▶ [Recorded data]
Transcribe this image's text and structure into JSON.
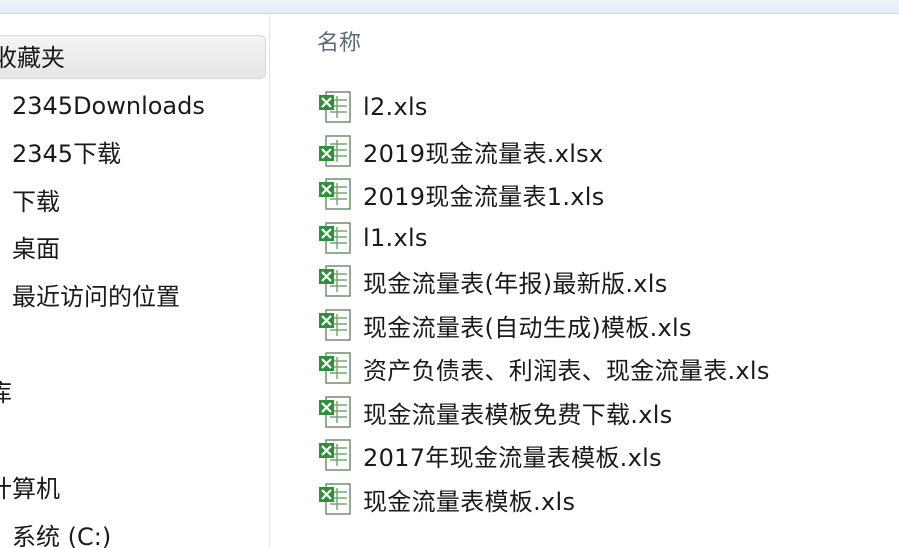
{
  "navigation": {
    "favorites_label": "收藏夹",
    "favorites_items": [
      {
        "label": "2345Downloads"
      },
      {
        "label": "2345下载"
      },
      {
        "label": "下载"
      },
      {
        "label": "桌面"
      },
      {
        "label": "最近访问的位置"
      }
    ],
    "libraries_label": "库",
    "computer_label": "计算机",
    "computer_items": [
      {
        "label": "系统 (C:)"
      }
    ]
  },
  "file_list": {
    "column_header": "名称",
    "files": [
      {
        "name": "l2.xls",
        "icon": "excel-file-icon"
      },
      {
        "name": "2019现金流量表.xlsx",
        "icon": "excel-xlsx-file-icon"
      },
      {
        "name": "2019现金流量表1.xls",
        "icon": "excel-file-icon"
      },
      {
        "name": "l1.xls",
        "icon": "excel-file-icon"
      },
      {
        "name": "现金流量表(年报)最新版.xls",
        "icon": "excel-file-icon"
      },
      {
        "name": "现金流量表(自动生成)模板.xls",
        "icon": "excel-file-icon"
      },
      {
        "name": "资产负债表、利润表、现金流量表.xls",
        "icon": "excel-file-icon"
      },
      {
        "name": "现金流量表模板免费下载.xls",
        "icon": "excel-file-icon"
      },
      {
        "name": "2017年现金流量表模板.xls",
        "icon": "excel-file-icon"
      },
      {
        "name": "现金流量表模板.xls",
        "icon": "excel-file-icon"
      }
    ]
  },
  "colors": {
    "excel_green": "#2f8f3a",
    "selection_bg": "#e9e9e9",
    "header_text": "#5a6a7a"
  }
}
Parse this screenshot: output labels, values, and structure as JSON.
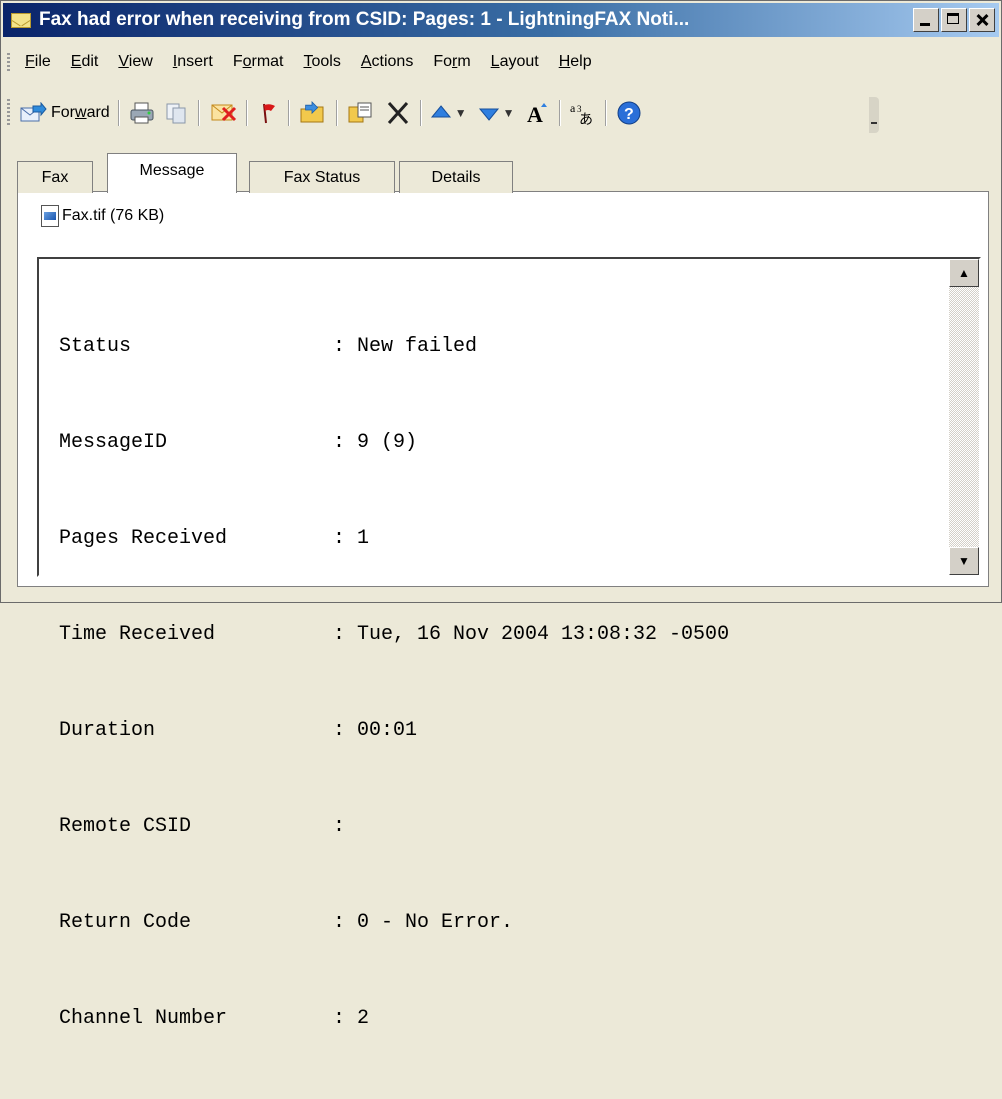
{
  "window": {
    "title": "Fax had error when receiving from CSID:   Pages: 1 - LightningFAX Noti..."
  },
  "menubar": [
    {
      "pre": "",
      "ul": "F",
      "post": "ile"
    },
    {
      "pre": "",
      "ul": "E",
      "post": "dit"
    },
    {
      "pre": "",
      "ul": "V",
      "post": "iew"
    },
    {
      "pre": "",
      "ul": "I",
      "post": "nsert"
    },
    {
      "pre": "F",
      "ul": "o",
      "post": "rmat"
    },
    {
      "pre": "",
      "ul": "T",
      "post": "ools"
    },
    {
      "pre": "",
      "ul": "A",
      "post": "ctions"
    },
    {
      "pre": "Fo",
      "ul": "r",
      "post": "m"
    },
    {
      "pre": "",
      "ul": "L",
      "post": "ayout"
    },
    {
      "pre": "",
      "ul": "H",
      "post": "elp"
    }
  ],
  "toolbar": {
    "forward_label_pre": "For",
    "forward_label_ul": "w",
    "forward_label_post": "ard",
    "icons": [
      "forward-icon",
      "print-icon",
      "copy-icon",
      "reply-icon",
      "flag-icon",
      "move-to-folder-icon",
      "copy-to-folder-icon",
      "delete-icon",
      "previous-item-icon",
      "next-item-icon",
      "font-size-icon",
      "encoding-icon",
      "help-icon"
    ]
  },
  "tabs": [
    "Fax",
    "Message",
    "Fax Status",
    "Details"
  ],
  "active_tab": "Message",
  "attachment": "Fax.tif (76 KB)",
  "message_rows": [
    {
      "key": "Status",
      "value": ": New failed"
    },
    {
      "key": "MessageID",
      "value": ": 9 (9)"
    },
    {
      "key": "Pages Received",
      "value": ": 1"
    },
    {
      "key": "Time Received",
      "value": ": Tue, 16 Nov 2004 13:08:32 -0500"
    },
    {
      "key": "Duration",
      "value": ": 00:01"
    },
    {
      "key": "Remote CSID",
      "value": ":"
    },
    {
      "key": "Return Code",
      "value": ": 0 - No Error."
    },
    {
      "key": "Channel Number",
      "value": ": 2"
    }
  ],
  "colors": {
    "titlebar_start": "#0a246a",
    "titlebar_end": "#a6caf0",
    "chrome": "#ece9d8"
  }
}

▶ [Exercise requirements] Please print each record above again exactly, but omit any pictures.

▶ [Task response]
Transcribe this image's text and structure into JSON.
{
  "navigation": {
    "favorites_label": "收藏夹",
    "favorites_items": [
      {
        "label": "2345Downloads"
      },
      {
        "label": "2345下载"
      },
      {
        "label": "下载"
      },
      {
        "label": "桌面"
      },
      {
        "label": "最近访问的位置"
      }
    ],
    "libraries_label": "库",
    "computer_label": "计算机",
    "computer_items": [
      {
        "label": "系统 (C:)"
      }
    ]
  },
  "file_list": {
    "column_header": "名称",
    "files": [
      {
        "name": "l2.xls",
        "icon": "excel-file-icon"
      },
      {
        "name": "2019现金流量表.xlsx",
        "icon": "excel-xlsx-file-icon"
      },
      {
        "name": "2019现金流量表1.xls",
        "icon": "excel-file-icon"
      },
      {
        "name": "l1.xls",
        "icon": "excel-file-icon"
      },
      {
        "name": "现金流量表(年报)最新版.xls",
        "icon": "excel-file-icon"
      },
      {
        "name": "现金流量表(自动生成)模板.xls",
        "icon": "excel-file-icon"
      },
      {
        "name": "资产负债表、利润表、现金流量表.xls",
        "icon": "excel-file-icon"
      },
      {
        "name": "现金流量表模板免费下载.xls",
        "icon": "excel-file-icon"
      },
      {
        "name": "2017年现金流量表模板.xls",
        "icon": "excel-file-icon"
      },
      {
        "name": "现金流量表模板.xls",
        "icon": "excel-file-icon"
      }
    ]
  },
  "colors": {
    "excel_green": "#2f8f3a",
    "selection_bg": "#e9e9e9",
    "header_text": "#5a6a7a"
  }
}
Parse this screenshot: output labels, values, and structure as JSON.
{
  "window": {
    "title": "Fax had error when receiving from CSID:   Pages: 1 - LightningFAX Noti..."
  },
  "menubar": [
    {
      "pre": "",
      "ul": "F",
      "post": "ile"
    },
    {
      "pre": "",
      "ul": "E",
      "post": "dit"
    },
    {
      "pre": "",
      "ul": "V",
      "post": "iew"
    },
    {
      "pre": "",
      "ul": "I",
      "post": "nsert"
    },
    {
      "pre": "F",
      "ul": "o",
      "post": "rmat"
    },
    {
      "pre": "",
      "ul": "T",
      "post": "ools"
    },
    {
      "pre": "",
      "ul": "A",
      "post": "ctions"
    },
    {
      "pre": "Fo",
      "ul": "r",
      "post": "m"
    },
    {
      "pre": "",
      "ul": "L",
      "post": "ayout"
    },
    {
      "pre": "",
      "ul": "H",
      "post": "elp"
    }
  ],
  "toolbar": {
    "forward_label_pre": "For",
    "forward_label_ul": "w",
    "forward_label_post": "ard",
    "icons": [
      "forward-icon",
      "print-icon",
      "copy-icon",
      "reply-icon",
      "flag-icon",
      "move-to-folder-icon",
      "copy-to-folder-icon",
      "delete-icon",
      "previous-item-icon",
      "next-item-icon",
      "font-size-icon",
      "encoding-icon",
      "help-icon"
    ]
  },
  "tabs": [
    "Fax",
    "Message",
    "Fax Status",
    "Details"
  ],
  "active_tab": "Message",
  "attachment": "Fax.tif (76 KB)",
  "message_rows": [
    {
      "key": "Status",
      "value": ": New failed"
    },
    {
      "key": "MessageID",
      "value": ": 9 (9)"
    },
    {
      "key": "Pages Received",
      "value": ": 1"
    },
    {
      "key": "Time Received",
      "value": ": Tue, 16 Nov 2004 13:08:32 -0500"
    },
    {
      "key": "Duration",
      "value": ": 00:01"
    },
    {
      "key": "Remote CSID",
      "value": ":"
    },
    {
      "key": "Return Code",
      "value": ": 0 - No Error."
    },
    {
      "key": "Channel Number",
      "value": ": 2"
    }
  ],
  "colors": {
    "titlebar_start": "#0a246a",
    "titlebar_end": "#a6caf0",
    "chrome": "#ece9d8"
  }
}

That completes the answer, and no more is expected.